translate.wordpress.org is the platform for making WordPress available in as many languages as possible. Did you know that WordPress 4.6 is currently translated into 72 – s e v e n t y t w o – languages? Recently the number of unique translators passed the 10k mark. 🌎🌍🌏
The platform is powered by GlotPress, a collaborative, web-based software translation tool.
Internationalization is not a feature, it fixes a usability issue for many users whose primary language is not English. And that’s about 47% of our users.
The next big thing
@swissspidy and I (@ocean90) have been thinking about and working on this topic, and now is the time to gather feedback on the direction and get help from everyone interested.
As you may have noticed in the prequel, internationalization spans more than WordPress core. We’ve split the task into four areas: Core, GlotPress, wp-i18n-tools, and language packs.
Jed and wp.i18n (Core)
wp.i18n will be a wrapper for Jed and should be used by WordPress and plugins/themes. One of the biggest benefits of leveraging Jed is that the actual implementation is very similar to the one we already have for PHP code. The latest patch currently introduces these API functions:
wp.i18n.loadLocaleData( data )
wp.i18n.addTranslations( domain, data )
wp.i18n.__( text, domain )
wp.i18n._x( text, context, domain )
wp.i18n._n( single, plural, number, domain )
wp.i18n._nx( single, plural, number, context, domain )
wp.i18n.esc_attr__( text, domain )
wp.i18n.esc_html__( text, domain )
wp.i18n.esc_attr_x( text, context, domain )
wp.i18n.esc_html_x( text, context, domain )
wp.i18n.numberFormat( number, decimals )
get_js_i18n_data(), add tests.
- Get feedback on the proposed API. (That’s this post!)
- Apply the new API in our JS files.
- There’s a POC patch that can be worked upon.
- Do not forget: Underscore templates.
- Include date of json files in update requests for language packs.
json_decode() might be enough for this case.
- What’s the format for meta data? See this GitHub issue for discussion.
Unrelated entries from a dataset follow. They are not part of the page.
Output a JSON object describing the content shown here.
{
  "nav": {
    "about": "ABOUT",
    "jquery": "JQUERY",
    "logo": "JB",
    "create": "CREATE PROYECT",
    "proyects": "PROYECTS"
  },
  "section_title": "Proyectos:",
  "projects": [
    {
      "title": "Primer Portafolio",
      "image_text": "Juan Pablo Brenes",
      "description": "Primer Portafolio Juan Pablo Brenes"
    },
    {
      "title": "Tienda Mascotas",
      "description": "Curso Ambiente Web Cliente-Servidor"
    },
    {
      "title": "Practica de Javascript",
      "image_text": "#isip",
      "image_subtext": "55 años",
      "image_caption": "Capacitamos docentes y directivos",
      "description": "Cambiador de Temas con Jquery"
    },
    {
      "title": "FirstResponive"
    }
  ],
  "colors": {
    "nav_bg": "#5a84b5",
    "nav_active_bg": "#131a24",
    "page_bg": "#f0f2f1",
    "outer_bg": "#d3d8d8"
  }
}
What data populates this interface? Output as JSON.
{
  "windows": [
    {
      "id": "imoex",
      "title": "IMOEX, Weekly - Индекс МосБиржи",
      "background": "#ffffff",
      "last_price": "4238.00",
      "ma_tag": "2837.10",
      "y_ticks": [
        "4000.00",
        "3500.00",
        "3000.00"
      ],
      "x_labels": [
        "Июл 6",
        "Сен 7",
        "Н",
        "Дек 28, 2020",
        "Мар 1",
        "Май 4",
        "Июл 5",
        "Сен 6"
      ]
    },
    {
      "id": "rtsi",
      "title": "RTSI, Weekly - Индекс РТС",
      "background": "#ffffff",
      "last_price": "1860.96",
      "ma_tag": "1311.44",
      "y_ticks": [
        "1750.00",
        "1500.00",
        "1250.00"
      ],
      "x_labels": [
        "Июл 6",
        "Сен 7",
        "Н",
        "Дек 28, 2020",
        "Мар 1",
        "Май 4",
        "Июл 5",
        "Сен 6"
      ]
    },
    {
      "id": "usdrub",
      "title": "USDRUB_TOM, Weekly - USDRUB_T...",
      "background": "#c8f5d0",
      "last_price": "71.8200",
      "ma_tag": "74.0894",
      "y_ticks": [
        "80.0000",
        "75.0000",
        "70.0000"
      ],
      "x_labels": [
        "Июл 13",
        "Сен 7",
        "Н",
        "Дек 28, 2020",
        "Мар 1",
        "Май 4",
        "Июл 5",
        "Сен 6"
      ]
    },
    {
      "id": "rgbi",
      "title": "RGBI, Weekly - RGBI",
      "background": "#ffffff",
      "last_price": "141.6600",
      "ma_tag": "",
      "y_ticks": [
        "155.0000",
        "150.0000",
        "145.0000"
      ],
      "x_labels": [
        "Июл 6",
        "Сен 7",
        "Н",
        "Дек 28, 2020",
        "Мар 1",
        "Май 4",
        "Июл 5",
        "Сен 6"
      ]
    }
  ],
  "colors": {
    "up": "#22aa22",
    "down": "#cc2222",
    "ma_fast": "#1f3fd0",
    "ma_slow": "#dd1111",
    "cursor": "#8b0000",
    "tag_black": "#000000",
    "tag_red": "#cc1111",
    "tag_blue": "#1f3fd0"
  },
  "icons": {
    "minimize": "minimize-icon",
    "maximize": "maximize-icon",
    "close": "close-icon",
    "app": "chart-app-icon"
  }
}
Jed supports JSON for translation files. GlotPress currently doesn’t support exporting translations in a JSON format. But there is a pull request which adds the required functionality to GlotPress. The format is going to support “simple” JSON (key -> value) and a Jed 1.x compatible format. The latter will be used by
Get the PR merged. Done. 🎉
- Find a solution for the missing meta data, see the GitHub issue mentioned before.
- To enable exports like “get all translations for file common.js”, the current filter system in GlotPress needs to be improved to support search only in file references and search for multiple file references.
- Convert the POC into nice code with tests.
- Fix #20881 because it’s important for the GlotPress export that all file references remain.
Language Packs (Meta)
- Export Jed files when JS translations exist.
- Include JSON file in language packs.
- Update API to support version checks for JSON files.
Thanks for reading, now it’s your turn. 🙂 Do you have any feedback? Are there things we should do differently? Do you have resources to help us? Please let us know in the comments!
There are currently no meetings scheduled but we’re happy to discuss any topics in #core-i18n. Just say “Hi”!